In the first quarter of next year, the Passenger Rail Agency of South Africa (PRASA) is set to provide further update on the Moloto rail corridor expansion project, which aims to link Gauteng, Mpumalanga and Limpopo to ensure that passenger rail is the backbone of an integrated multimodal transport system using proven high-quality rolling stock and equipment.
Last year, Engineering News reported that the project includes network extensions to the Daveyton–Etwatwa rail lines and the construction of the Hammanskraal and Moloto rail corridors.
Phase 1 of the Daveyton–Etwatwa rail extension project is estimated at R2.5-billion, excluding rolling stock. The Hammanskraal rail corridor is estimated at between R600-million and R800-million, excluding rolling stock.
The Moloto rail corridor aspect of the project is expected to cost about R14-billion, excluding rolling stock.
Meanwhile, PRASA’s Cape Town International Airport (CTIA) link project, in the Western Cape, is estimated at R3.2-billion and will extend the rail line between Nonqugubela station (Khayelitsha) and Kuilsriver (Blue Downs). The CTIA link project is estimated at R3.2-billion.

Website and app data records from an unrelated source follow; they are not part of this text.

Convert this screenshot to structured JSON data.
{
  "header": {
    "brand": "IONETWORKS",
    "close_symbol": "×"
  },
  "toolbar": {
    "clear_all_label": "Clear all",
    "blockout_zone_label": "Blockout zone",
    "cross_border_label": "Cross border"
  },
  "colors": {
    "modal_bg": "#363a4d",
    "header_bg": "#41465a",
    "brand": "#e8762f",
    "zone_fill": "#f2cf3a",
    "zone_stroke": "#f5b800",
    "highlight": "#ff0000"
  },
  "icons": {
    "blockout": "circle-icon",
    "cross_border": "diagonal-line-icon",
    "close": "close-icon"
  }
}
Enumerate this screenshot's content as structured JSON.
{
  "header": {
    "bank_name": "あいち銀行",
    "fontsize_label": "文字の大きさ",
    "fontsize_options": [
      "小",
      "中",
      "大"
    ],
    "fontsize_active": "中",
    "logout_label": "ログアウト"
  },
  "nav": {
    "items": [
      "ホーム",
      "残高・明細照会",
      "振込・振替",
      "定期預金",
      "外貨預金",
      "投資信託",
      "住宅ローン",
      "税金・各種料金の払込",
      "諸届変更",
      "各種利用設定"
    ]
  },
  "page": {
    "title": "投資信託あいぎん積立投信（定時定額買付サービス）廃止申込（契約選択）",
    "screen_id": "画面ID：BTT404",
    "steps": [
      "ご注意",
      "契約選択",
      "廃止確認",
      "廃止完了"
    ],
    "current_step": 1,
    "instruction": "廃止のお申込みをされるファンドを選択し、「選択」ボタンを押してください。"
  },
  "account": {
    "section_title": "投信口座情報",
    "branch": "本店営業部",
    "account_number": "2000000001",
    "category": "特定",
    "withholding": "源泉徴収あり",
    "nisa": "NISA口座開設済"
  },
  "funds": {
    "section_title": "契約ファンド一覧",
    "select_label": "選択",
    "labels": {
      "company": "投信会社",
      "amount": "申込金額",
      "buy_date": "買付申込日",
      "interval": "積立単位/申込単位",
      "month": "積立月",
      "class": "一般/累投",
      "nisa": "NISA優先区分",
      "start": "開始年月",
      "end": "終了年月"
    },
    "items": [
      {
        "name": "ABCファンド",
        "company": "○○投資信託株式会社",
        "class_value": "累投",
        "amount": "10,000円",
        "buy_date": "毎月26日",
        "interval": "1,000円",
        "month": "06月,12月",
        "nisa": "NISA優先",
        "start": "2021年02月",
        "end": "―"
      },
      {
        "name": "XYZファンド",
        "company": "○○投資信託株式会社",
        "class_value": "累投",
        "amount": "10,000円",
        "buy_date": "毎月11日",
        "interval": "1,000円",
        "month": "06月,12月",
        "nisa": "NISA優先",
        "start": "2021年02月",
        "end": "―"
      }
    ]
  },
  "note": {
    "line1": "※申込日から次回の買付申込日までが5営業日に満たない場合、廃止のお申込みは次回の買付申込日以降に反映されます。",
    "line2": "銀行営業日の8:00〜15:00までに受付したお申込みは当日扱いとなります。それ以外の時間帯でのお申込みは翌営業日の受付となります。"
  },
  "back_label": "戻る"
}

PRASA believes that the Moloto rail corridor expansion project will be a catalyst for economic development initiatives within and around the corridor, resolving challenges of safety, efficiency, reliability, affordability and overall integration with other public transport services.
However, Stellenbosch-based sustainable transport consulting company Transport Futures director Richard Gordge views things differently, as he tells Engineering News that the Moloto passenger rail project, if comprehensively assessed against a range of options, would not likely pass the feasibility test on social, economic or financial grounds.
“There is a clear need for a wider socioeconomic assessment to address the reduction in excessively long daily commutes. Options should include populations being incentivised to relocate closer to the metro or, alternatively, economic opportunities promoted closer to point of commuter trip origins.”
Further, rather than major effort being spent on new line planning, other than the Blue Downs line in Cape Town, which Gordge says is justifiable, protecting and stabilising the current commuter rail system is paramount.
“The demise of passenger rail services is a ‘national disaster’. Cities cannot thrive nor effectively survive if they lose passenger rail mass transit.” he stresses.
Gordge continues, bemoaning that “currently, PRASA with Metrorail is forced to spend a large proportion of management and operational resource time and money responding to criminal activities, train breakdowns and derailments. Sabotage, violent crime and operating with assets beyond their economic life . . . create daily havoc with massive social and economic consequences”.
He believes that the desperately needed new trainsets and resignalling investments which are part of PRASA’s much troubled capital investment programme are already a long way behind schedule, owing to tender and corruption issues. However, Gordge stresses, “government and PRASA must assess the risks of commissioning any new assets very carefully if their protection cannot be assured”.
He says saving and protecting the existing passenger rail fleet and State-owned freight and logistics company Transnet’s infrastructure must be made a national priority.
Gordge believes that, through strong collaboration between Metrorail, PRASA, South African Police Service, metropolitan municipalities, the business sector and local communities, the situation must and can be stabilised.
He asks, “If not, how can we proceed?”
Gordge stresses that it is essential that alternatives to pure copper, with little scrap value, must be specified in new assets and replacements.
Engineering News reported last year that the Moloto rail corridor expansion project involves extending the existing rail line and services about 10 km eastwards from the terminal station in Daveyton into the Chris Hani, Etwatwa and Knoppiesfontein areas. This phase will include the construction of four or five new stations.
Phase 2 will extend the line by a further 18 km and will include the construction of six to eight new stations.
Further, at the Hammanskraal rail corridor, the project involves reintroducing and reinstating the rail service on the existing rail line between Hammanskraal and Pretoria. This includes the upgrading of 45 km of the line and stations.
For the Moloto rail corridor itself, the project entails the Phase 1 construction of 120 km of rail corridor between Tshwane and Siyabuswa and eight to ten stations.
Last year, PRASA indicated that the Daveyton–Etwatwa rail extension project is expected to take 30 to 36 months to complete, the Hammanskraal rail corridor 12 months and the Moloto rail corridor three to four years.